What to do: An exact copy of all the entries below is what this task needs.

Records supplied:
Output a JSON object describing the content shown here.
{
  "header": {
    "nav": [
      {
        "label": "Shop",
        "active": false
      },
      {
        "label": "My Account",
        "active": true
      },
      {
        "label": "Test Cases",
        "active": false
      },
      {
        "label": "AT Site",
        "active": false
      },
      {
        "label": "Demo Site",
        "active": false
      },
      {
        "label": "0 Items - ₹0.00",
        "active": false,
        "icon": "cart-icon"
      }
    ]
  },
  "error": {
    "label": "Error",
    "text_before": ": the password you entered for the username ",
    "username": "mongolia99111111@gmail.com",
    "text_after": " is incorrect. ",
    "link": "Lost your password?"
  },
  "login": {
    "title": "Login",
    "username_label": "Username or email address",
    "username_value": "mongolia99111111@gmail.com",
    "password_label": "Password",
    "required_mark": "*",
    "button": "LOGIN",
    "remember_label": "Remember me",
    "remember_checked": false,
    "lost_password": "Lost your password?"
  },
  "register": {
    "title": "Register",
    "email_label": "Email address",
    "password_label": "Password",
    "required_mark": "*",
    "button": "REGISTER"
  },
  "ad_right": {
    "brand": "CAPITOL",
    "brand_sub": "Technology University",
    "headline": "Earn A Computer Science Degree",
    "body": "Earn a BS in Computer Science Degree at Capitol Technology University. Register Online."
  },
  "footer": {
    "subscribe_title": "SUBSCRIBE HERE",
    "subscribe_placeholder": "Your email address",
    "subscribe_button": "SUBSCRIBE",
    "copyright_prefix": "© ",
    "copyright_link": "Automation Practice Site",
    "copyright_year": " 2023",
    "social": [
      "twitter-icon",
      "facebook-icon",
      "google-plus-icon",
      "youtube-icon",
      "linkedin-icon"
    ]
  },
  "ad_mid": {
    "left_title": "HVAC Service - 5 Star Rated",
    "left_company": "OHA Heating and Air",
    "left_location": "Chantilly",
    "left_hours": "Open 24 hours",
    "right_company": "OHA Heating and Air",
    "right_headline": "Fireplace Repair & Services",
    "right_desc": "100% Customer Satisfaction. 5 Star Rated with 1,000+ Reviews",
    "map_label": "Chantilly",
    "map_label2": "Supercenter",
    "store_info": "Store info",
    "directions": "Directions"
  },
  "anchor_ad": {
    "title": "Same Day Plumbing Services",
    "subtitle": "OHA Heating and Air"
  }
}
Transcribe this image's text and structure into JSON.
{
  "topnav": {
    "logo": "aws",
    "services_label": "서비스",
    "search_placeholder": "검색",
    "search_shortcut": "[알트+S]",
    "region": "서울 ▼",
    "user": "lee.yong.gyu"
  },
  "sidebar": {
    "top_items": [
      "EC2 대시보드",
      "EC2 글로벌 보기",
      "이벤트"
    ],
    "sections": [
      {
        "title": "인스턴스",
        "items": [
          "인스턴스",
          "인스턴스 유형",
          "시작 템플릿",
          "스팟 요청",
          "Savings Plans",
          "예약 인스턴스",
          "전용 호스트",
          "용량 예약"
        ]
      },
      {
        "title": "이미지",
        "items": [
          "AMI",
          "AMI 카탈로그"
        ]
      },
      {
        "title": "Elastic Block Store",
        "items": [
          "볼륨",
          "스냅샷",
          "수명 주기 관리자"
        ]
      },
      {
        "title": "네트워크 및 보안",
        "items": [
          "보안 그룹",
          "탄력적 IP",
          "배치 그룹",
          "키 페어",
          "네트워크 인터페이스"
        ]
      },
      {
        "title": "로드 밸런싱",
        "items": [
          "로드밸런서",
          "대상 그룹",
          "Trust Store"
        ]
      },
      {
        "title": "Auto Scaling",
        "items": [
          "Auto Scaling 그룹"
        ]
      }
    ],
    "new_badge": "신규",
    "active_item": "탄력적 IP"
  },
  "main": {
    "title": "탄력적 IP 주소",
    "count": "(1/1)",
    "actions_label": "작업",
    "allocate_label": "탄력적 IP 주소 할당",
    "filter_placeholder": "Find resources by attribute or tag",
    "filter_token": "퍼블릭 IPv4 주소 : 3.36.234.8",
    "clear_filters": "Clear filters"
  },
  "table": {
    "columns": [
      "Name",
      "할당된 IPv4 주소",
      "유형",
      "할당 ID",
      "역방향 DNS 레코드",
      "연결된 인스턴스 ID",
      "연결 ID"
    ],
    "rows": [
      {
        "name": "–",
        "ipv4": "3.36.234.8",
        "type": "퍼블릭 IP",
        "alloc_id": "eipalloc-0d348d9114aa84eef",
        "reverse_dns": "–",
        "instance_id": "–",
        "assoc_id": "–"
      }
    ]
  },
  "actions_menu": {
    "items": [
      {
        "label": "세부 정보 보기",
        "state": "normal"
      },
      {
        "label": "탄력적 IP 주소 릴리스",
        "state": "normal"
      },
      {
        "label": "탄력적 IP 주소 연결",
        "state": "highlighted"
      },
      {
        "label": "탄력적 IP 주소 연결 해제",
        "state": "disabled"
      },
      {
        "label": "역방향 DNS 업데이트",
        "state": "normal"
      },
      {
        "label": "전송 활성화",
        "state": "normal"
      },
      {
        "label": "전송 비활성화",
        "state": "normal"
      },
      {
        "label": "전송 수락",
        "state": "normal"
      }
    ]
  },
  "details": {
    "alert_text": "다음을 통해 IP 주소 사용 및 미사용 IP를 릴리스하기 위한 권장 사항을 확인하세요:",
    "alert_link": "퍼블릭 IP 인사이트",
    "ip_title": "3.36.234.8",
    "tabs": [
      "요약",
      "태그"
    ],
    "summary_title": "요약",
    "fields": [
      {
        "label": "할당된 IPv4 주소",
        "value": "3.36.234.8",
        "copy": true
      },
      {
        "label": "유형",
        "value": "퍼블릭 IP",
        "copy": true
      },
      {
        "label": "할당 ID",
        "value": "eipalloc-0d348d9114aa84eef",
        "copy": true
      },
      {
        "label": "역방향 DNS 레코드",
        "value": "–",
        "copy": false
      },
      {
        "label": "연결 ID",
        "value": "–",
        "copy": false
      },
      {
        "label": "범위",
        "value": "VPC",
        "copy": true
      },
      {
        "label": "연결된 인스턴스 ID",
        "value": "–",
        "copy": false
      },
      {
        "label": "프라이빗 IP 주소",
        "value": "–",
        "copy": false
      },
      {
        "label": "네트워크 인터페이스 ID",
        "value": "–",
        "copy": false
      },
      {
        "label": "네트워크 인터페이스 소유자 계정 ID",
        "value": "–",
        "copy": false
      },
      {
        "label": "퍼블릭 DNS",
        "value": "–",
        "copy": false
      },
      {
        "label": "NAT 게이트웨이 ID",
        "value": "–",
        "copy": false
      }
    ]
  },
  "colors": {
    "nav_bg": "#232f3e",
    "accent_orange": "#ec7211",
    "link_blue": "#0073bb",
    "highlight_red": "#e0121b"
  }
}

Output of the task:
Output a JSON object describing the content shown here.
{
  "header": {
    "nav": [
      {
        "label": "Shop",
        "active": false
      },
      {
        "label": "My Account",
        "active": true
      },
      {
        "label": "Test Cases",
        "active": false
      },
      {
        "label": "AT Site",
        "active": false
      },
      {
        "label": "Demo Site",
        "active": false
      },
      {
        "label": "0 Items - ₹0.00",
        "active": false,
        "icon": "cart-icon"
      }
    ]
  },
  "error": {
    "label": "Error",
    "text_before": ": the password you entered for the username ",
    "username": "mongolia99111111@gmail.com",
    "text_after": " is incorrect. ",
    "link": "Lost your password?"
  },
  "login": {
    "title": "Login",
    "username_label": "Username or email address",
    "username_value": "mongolia99111111@gmail.com",
    "password_label": "Password",
    "required_mark": "*",
    "button": "LOGIN",
    "remember_label": "Remember me",
    "remember_checked": false,
    "lost_password": "Lost your password?"
  },
  "register": {
    "title": "Register",
    "email_label": "Email address",
    "password_label": "Password",
    "required_mark": "*",
    "button": "REGISTER"
  },
  "ad_right": {
    "brand": "CAPITOL",
    "brand_sub": "Technology University",
    "headline": "Earn A Computer Science Degree",
    "body": "Earn a BS in Computer Science Degree at Capitol Technology University. Register Online."
  },
  "footer": {
    "subscribe_title": "SUBSCRIBE HERE",
    "subscribe_placeholder": "Your email address",
    "subscribe_button": "SUBSCRIBE",
    "copyright_prefix": "© ",
    "copyright_link": "Automation Practice Site",
    "copyright_year": " 2023",
    "social": [
      "twitter-icon",
      "facebook-icon",
      "google-plus-icon",
      "youtube-icon",
      "linkedin-icon"
    ]
  },
  "ad_mid": {
    "left_title": "HVAC Service - 5 Star Rated",
    "left_company": "OHA Heating and Air",
    "left_location": "Chantilly",
    "left_hours": "Open 24 hours",
    "right_company": "OHA Heating and Air",
    "right_headline": "Fireplace Repair & Services",
    "right_desc": "100% Customer Satisfaction. 5 Star Rated with 1,000+ Reviews",
    "map_label": "Chantilly",
    "map_label2": "Supercenter",
    "store_info": "Store info",
    "directions": "Directions"
  },
  "anchor_ad": {
    "title": "Same Day Plumbing Services",
    "subtitle": "OHA Heating and Air"
  }
}
Transcribe this image's text and structure into JSON.
{
  "topnav": {
    "logo": "aws",
    "services_label": "서비스",
    "search_placeholder": "검색",
    "search_shortcut": "[알트+S]",
    "region": "서울 ▼",
    "user": "lee.yong.gyu"
  },
  "sidebar": {
    "top_items": [
      "EC2 대시보드",
      "EC2 글로벌 보기",
      "이벤트"
    ],
    "sections": [
      {
        "title": "인스턴스",
        "items": [
          "인스턴스",
          "인스턴스 유형",
          "시작 템플릿",
          "스팟 요청",
          "Savings Plans",
          "예약 인스턴스",
          "전용 호스트",
          "용량 예약"
        ]
      },
      {
        "title": "이미지",
        "items": [
          "AMI",
          "AMI 카탈로그"
        ]
      },
      {
        "title": "Elastic Block Store",
        "items": [
          "볼륨",
          "스냅샷",
          "수명 주기 관리자"
        ]
      },
      {
        "title": "네트워크 및 보안",
        "items": [
          "보안 그룹",
          "탄력적 IP",
          "배치 그룹",
          "키 페어",
          "네트워크 인터페이스"
        ]
      },
      {
        "title": "로드 밸런싱",
        "items": [
          "로드밸런서",
          "대상 그룹",
          "Trust Store"
        ]
      },
      {
        "title": "Auto Scaling",
        "items": [
          "Auto Scaling 그룹"
        ]
      }
    ],
    "new_badge": "신규",
    "active_item": "탄력적 IP"
  },
  "main": {
    "title": "탄력적 IP 주소",
    "count": "(1/1)",
    "actions_label": "작업",
    "allocate_label": "탄력적 IP 주소 할당",
    "filter_placeholder": "Find resources by attribute or tag",
    "filter_token": "퍼블릭 IPv4 주소 : 3.36.234.8",
    "clear_filters": "Clear filters"
  },
  "table": {
    "columns": [
      "Name",
      "할당된 IPv4 주소",
      "유형",
      "할당 ID",
      "역방향 DNS 레코드",
      "연결된 인스턴스 ID",
      "연결 ID"
    ],
    "rows": [
      {
        "name": "–",
        "ipv4": "3.36.234.8",
        "type": "퍼블릭 IP",
        "alloc_id": "eipalloc-0d348d9114aa84eef",
        "reverse_dns": "–",
        "instance_id": "–",
        "assoc_id": "–"
      }
    ]
  },
  "actions_menu": {
    "items": [
      {
        "label": "세부 정보 보기",
        "state": "normal"
      },
      {
        "label": "탄력적 IP 주소 릴리스",
        "state": "normal"
      },
      {
        "label": "탄력적 IP 주소 연결",
        "state": "highlighted"
      },
      {
        "label": "탄력적 IP 주소 연결 해제",
        "state": "disabled"
      },
      {
        "label": "역방향 DNS 업데이트",
        "state": "normal"
      },
      {
        "label": "전송 활성화",
        "state": "normal"
      },
      {
        "label": "전송 비활성화",
        "state": "normal"
      },
      {
        "label": "전송 수락",
        "state": "normal"
      }
    ]
  },
  "details": {
    "alert_text": "다음을 통해 IP 주소 사용 및 미사용 IP를 릴리스하기 위한 권장 사항을 확인하세요:",
    "alert_link": "퍼블릭 IP 인사이트",
    "ip_title": "3.36.234.8",
    "tabs": [
      "요약",
      "태그"
    ],
    "summary_title": "요약",
    "fields": [
      {
        "label": "할당된 IPv4 주소",
        "value": "3.36.234.8",
        "copy": true
      },
      {
        "label": "유형",
        "value": "퍼블릭 IP",
        "copy": true
      },
      {
        "label": "할당 ID",
        "value": "eipalloc-0d348d9114aa84eef",
        "copy": true
      },
      {
        "label": "역방향 DNS 레코드",
        "value": "–",
        "copy": false
      },
      {
        "label": "연결 ID",
        "value": "–",
        "copy": false
      },
      {
        "label": "범위",
        "value": "VPC",
        "copy": true
      },
      {
        "label": "연결된 인스턴스 ID",
        "value": "–",
        "copy": false
      },
      {
        "label": "프라이빗 IP 주소",
        "value": "–",
        "copy": false
      },
      {
        "label": "네트워크 인터페이스 ID",
        "value": "–",
        "copy": false
      },
      {
        "label": "네트워크 인터페이스 소유자 계정 ID",
        "value": "–",
        "copy": false
      },
      {
        "label": "퍼블릭 DNS",
        "value": "–",
        "copy": false
      },
      {
        "label": "NAT 게이트웨이 ID",
        "value": "–",
        "copy": false
      }
    ]
  },
  "colors": {
    "nav_bg": "#232f3e",
    "accent_orange": "#ec7211",
    "link_blue": "#0073bb",
    "highlight_red": "#e0121b"
  }
}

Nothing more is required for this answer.